What is a Wicked Problem?
A wicked problem is a problem that is difficult or impossible to solve because of incomplete, contradictory, and changing requirements that are often difficult to recognize. Wickedness isn’t a degree of difficulty. Wicked issues are different because traditional processes can’t resolve them. A wicked problem has innumerable causes, is tough to describe, and doesn’t have a right answer. Environmental degradation, homelessness and poverty are classic examples of wicked problems. They’re the opposite of hard but ordinary problems, which people can solve in a finite time period by applying standard techniques. Not only do conventional processes fail to tackle wicked problems, but they may exacerbate situations by generating undesirable consequences.
What are we doing?
We offer a maker-based program that introduces kids to decision making strategies, complex problem solving and critical thinking opportunities that are recognized as vital 21st century skills necessary to succeed in work, life and citizenship. We do this through a project-based curriculum that introduces problem solving strategies through the materials and methods of construction and the process of idea making. Students achieve global awareness and civic literacy while practicing adaptability, self-direction, collaboration and leadership.
How do we do it?
We approach a wicked problem such as homelessness or environmental health by introducing a project, a client and a set of criteria. We learn about building structure, how different materials work, construction techniques, culture, environment, geography and geometry with each project through drawing and making. Students apply their knowledge to design and construct their own iteration (or several iterations) that will ultimately become part of a solution that addresses the wicked problem. This basic structure gives us ample opportunity to explore issues of citizenship and community while maintaining personalization and individual growth.
Why do we do it?

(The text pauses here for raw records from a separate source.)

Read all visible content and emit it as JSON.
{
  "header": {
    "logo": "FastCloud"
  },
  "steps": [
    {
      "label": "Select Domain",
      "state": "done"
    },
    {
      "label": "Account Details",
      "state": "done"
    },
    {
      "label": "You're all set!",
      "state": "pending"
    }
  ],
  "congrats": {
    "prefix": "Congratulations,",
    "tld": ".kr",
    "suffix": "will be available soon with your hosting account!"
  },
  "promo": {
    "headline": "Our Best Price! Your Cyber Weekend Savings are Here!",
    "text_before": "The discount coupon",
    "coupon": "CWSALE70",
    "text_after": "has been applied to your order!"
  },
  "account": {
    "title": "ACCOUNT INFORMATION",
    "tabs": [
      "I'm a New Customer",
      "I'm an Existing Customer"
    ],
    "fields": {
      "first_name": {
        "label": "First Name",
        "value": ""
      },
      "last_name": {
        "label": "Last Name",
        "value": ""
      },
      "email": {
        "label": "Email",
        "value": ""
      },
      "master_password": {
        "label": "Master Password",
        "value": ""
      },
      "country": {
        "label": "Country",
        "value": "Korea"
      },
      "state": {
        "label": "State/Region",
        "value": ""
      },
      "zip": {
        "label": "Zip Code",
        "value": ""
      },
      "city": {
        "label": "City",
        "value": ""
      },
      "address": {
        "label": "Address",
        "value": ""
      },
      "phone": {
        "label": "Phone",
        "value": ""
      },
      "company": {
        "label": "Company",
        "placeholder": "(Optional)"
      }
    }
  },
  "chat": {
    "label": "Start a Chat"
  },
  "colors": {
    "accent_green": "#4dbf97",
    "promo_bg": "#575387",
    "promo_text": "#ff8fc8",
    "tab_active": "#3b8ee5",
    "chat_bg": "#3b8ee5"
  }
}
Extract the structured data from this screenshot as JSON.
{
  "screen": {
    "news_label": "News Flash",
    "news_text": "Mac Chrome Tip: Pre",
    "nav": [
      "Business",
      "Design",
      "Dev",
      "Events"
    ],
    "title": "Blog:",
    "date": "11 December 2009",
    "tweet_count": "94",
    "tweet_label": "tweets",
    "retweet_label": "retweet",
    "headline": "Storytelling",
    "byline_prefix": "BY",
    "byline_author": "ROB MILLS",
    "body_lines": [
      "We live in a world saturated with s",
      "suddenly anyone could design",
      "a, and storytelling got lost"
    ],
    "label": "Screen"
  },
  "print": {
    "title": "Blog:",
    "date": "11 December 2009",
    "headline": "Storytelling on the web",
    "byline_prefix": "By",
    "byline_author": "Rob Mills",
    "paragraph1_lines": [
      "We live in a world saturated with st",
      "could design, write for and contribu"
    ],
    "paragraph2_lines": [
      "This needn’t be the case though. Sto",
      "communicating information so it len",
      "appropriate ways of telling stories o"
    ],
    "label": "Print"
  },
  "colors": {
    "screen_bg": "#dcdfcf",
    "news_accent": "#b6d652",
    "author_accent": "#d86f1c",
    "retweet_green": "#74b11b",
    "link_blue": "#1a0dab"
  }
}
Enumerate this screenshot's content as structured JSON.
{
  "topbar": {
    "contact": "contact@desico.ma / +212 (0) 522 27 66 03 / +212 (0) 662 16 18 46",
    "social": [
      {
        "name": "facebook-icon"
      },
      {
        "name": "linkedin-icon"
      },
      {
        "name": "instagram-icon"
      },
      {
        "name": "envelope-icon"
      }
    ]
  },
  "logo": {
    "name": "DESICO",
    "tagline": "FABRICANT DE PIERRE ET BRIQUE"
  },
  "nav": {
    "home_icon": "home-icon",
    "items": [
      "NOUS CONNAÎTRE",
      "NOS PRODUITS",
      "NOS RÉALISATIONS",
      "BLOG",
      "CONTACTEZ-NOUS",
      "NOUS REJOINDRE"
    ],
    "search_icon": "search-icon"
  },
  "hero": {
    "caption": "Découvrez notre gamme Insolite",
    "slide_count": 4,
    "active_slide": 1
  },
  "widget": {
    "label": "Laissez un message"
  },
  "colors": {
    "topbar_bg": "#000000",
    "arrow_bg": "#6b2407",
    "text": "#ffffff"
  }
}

The positive implications and opportunities of the program are far reaching for education and society. Students experience partnerships and the value of collaboration as we actively engage community experts attempting to solve wicked problems locally.
Students will present their work in a casual studio setting for friendly constructive critique and suggestions for next steps, community project needs or possible service opportunities. As the program grows, we will offer seminar classes that expand upon ideas and opportunities generated in previous sessions.